i don't think you're a bad person, i think, deep down you're really nice and sweet (awwww) and you're just happy to see his suffering end. thanks angry =D looking forward to more from you!

CS said...

I'm here via Voyager's blog. I think sometimes death is a blessing. One of my most intense cases, and one that I remember like it happened yesterday although it was 14 years ago, was a Korean War vet dying of bone cancer. He had holding for many months, in unrelenting pain, until the day we talked about his fear of being seen as a quitter. I said there was difference between quitting and letting go, and he seemed profoundly relieved to hear that. He died the next day.

Kenny Mah said...
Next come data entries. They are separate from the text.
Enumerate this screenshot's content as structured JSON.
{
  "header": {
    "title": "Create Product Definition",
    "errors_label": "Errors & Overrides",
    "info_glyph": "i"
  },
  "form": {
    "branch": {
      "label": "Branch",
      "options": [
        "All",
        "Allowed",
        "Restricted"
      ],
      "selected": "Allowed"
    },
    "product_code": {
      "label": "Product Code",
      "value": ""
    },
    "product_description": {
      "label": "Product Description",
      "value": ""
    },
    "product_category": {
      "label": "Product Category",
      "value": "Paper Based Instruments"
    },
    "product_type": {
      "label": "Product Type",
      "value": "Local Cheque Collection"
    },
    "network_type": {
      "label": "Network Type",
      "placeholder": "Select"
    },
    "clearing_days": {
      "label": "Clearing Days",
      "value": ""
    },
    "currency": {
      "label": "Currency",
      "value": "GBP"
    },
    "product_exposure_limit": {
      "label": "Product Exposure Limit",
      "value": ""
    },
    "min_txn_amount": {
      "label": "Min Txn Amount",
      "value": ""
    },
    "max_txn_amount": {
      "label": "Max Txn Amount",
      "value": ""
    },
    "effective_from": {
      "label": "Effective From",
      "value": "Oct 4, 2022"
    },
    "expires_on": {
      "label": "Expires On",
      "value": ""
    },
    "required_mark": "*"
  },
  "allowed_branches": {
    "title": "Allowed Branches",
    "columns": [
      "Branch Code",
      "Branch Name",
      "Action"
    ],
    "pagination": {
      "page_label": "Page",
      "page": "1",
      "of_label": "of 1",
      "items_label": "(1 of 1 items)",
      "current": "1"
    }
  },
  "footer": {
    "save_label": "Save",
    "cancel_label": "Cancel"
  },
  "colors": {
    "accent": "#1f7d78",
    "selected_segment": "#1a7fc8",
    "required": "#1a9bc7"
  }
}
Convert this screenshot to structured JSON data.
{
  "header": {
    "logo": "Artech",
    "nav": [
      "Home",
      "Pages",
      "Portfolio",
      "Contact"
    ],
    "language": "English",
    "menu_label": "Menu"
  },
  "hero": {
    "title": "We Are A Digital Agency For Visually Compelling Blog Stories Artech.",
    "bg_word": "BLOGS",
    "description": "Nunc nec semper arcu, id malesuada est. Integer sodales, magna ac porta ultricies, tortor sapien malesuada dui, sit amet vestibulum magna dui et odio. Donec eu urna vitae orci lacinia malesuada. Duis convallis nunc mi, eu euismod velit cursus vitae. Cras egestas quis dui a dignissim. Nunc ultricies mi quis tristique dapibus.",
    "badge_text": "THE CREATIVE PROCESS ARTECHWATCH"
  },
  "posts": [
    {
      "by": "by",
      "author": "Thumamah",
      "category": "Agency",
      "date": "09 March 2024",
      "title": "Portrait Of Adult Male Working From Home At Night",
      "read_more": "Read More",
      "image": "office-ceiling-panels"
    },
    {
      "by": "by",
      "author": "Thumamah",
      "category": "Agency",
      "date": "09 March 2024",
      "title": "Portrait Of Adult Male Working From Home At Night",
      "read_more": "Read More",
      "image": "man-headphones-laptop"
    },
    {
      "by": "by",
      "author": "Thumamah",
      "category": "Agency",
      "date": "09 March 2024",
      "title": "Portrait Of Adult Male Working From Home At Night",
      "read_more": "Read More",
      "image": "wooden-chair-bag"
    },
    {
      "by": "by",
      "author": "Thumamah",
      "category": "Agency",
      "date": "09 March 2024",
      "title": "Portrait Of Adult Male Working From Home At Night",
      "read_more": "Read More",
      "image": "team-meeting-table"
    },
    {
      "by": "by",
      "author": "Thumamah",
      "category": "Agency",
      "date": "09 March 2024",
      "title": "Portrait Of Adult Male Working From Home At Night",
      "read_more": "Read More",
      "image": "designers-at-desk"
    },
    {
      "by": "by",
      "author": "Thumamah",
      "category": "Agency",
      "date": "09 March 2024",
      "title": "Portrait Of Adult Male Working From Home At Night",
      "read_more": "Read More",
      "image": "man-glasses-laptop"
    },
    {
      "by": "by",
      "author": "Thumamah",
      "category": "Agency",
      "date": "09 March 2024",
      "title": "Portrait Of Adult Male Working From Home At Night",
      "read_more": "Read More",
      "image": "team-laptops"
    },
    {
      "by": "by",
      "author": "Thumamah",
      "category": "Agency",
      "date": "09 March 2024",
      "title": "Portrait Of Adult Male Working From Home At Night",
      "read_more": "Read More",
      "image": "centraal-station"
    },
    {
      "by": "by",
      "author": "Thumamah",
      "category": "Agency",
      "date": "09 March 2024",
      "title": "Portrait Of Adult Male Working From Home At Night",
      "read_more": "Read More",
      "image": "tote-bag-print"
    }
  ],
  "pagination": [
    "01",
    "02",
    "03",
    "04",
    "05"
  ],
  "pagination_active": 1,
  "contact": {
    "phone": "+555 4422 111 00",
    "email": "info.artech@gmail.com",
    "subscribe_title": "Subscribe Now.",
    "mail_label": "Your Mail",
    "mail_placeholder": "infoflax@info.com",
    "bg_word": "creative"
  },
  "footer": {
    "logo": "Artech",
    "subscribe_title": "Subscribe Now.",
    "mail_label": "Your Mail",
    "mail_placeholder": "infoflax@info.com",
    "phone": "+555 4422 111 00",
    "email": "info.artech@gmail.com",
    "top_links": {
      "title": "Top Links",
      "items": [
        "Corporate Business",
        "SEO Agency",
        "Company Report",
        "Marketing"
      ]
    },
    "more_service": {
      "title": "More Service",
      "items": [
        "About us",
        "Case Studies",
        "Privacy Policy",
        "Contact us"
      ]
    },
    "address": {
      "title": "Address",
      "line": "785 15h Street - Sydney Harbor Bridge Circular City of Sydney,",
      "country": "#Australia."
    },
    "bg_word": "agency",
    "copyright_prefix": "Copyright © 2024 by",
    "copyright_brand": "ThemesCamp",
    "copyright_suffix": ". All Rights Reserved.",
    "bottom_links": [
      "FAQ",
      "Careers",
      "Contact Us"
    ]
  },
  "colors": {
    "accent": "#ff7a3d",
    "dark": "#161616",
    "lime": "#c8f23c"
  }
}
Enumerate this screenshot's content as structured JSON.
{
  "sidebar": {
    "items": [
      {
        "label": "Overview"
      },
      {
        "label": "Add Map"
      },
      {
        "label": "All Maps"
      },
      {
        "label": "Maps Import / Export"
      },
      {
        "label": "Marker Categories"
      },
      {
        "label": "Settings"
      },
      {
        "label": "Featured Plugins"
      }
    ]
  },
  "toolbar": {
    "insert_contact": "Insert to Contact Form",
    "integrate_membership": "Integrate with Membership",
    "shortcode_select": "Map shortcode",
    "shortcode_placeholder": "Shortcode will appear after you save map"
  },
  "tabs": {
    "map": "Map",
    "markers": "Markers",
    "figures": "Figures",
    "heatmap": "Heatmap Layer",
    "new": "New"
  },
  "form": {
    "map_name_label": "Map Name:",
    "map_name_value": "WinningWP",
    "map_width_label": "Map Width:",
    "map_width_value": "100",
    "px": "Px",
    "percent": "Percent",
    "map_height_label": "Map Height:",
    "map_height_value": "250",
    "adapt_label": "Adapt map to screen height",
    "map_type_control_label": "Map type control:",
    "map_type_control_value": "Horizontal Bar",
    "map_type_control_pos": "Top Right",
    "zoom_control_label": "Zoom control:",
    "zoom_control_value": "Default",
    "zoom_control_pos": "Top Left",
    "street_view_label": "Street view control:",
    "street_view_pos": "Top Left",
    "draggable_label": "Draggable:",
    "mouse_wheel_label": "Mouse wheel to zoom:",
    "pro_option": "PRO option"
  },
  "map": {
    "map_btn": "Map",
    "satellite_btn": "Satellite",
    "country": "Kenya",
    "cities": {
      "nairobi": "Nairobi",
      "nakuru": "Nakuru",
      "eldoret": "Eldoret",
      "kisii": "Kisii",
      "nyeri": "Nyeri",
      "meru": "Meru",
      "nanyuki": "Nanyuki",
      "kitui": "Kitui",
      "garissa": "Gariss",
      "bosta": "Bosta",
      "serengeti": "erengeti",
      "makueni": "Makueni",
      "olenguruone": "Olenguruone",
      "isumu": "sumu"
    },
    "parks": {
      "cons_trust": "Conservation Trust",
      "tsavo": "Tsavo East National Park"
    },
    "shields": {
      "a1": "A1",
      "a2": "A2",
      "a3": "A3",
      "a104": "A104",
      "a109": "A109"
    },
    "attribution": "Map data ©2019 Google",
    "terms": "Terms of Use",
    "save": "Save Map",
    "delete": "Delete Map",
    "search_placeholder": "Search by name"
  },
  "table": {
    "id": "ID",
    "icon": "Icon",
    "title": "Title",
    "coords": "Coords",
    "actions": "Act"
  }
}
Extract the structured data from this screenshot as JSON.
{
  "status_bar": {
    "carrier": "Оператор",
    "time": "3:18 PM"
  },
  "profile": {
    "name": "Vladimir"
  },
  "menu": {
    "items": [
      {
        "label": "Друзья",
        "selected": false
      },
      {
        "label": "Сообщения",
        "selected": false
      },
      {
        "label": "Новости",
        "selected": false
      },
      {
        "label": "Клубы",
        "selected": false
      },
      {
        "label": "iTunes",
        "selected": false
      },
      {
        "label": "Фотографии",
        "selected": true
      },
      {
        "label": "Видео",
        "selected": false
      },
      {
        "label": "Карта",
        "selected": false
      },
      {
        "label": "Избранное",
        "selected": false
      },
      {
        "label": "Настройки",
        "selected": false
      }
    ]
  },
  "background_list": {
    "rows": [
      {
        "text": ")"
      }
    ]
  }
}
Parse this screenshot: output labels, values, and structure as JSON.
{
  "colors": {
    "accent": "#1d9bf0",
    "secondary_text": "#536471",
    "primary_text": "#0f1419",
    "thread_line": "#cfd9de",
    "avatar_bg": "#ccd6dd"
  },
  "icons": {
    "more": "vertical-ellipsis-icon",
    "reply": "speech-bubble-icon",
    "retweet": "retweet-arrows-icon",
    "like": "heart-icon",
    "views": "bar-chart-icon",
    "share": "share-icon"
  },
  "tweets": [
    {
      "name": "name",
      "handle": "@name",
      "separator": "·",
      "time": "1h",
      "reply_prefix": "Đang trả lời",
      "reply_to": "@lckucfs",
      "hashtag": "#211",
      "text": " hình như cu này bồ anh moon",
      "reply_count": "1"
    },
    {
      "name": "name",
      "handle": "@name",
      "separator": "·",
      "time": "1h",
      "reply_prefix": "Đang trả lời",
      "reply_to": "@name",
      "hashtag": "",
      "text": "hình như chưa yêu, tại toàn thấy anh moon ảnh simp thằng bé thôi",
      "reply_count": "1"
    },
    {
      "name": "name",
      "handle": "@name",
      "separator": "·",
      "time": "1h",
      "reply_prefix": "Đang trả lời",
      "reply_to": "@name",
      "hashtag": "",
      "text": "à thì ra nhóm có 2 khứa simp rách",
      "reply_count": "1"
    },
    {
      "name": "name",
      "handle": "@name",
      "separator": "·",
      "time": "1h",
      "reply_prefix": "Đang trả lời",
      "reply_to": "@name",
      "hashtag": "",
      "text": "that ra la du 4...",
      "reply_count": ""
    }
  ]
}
P.S. You can use the email addie I left the last time, bro.

Nostrumdammit said...

With that demonstration of empathy, sensitivity and eloquence you are already a fine clinician.

Maintain Course TAM!

I look forward to surviving to the age when I can peruse a leather bound folio of your collected musings.

Anonymous said...

Angry Medic,

What a lovely, sad story. I know you will be a really wonderful doctor. That is why I posted to you re your statement about being so eager to start "ripping patients apart and sewing them together again..." on Dr. Orgin's blog. I mentioned I went through a really bad time a while back, and how I wished you had been there, because if I had had a medical student or resident to do all the stiching and stapling, someone who wanted a chance to pratice and learn, maybe something good could have come of it all...instead I got truly "angry medics" who were just pissed off at what I had done to myself...not that I blame them. Anyhow, I am kinda hesitant to post this, afraid you won't want a nut job on your site, but your joking comment reminded me of my actual thoughts...hope it's okay....and thanks again for the VT symbol and for an excellent blog.

Sincerely, tracy in va bakestuff@hotmail.com

The Quiet Storm said...

Poignantly beautiful! But you as a doctor needs to be emotionally detached with your patients so no, youre NOT a horrible person!

The Angry Medic said...

Thanks, guys. Really. I'd like to reply every comment on this thread individually, but I want to move on from this post. So thank you. Your comments really touched me.

And I DO want to be a surgeon. But like Cal says, we'll see. I might not be cut out for it :)

Tunku Halim said...

Good writing my friend. Very sagacious.

My Own Woman said...

I don't know if he's a doctor, surgeon, pathologist or psychoanalyist. Hell, he may be a psychopath for all I know. But, in that brief minute when he felt, he was most definitely a compassionate human being.......something wonderful for which to strive. I'd have to say Angry Medic, you just had a touch of Personal Nirvana. Kudos!

passing by said...

I'm supposed to be writing something about the idiots who go to libel courts, as if it mattered. It doesn't matter, it just doesn't. You keep going. That matters.

Lim said...

My heart is very touched. Very moving post - thank you for sharing.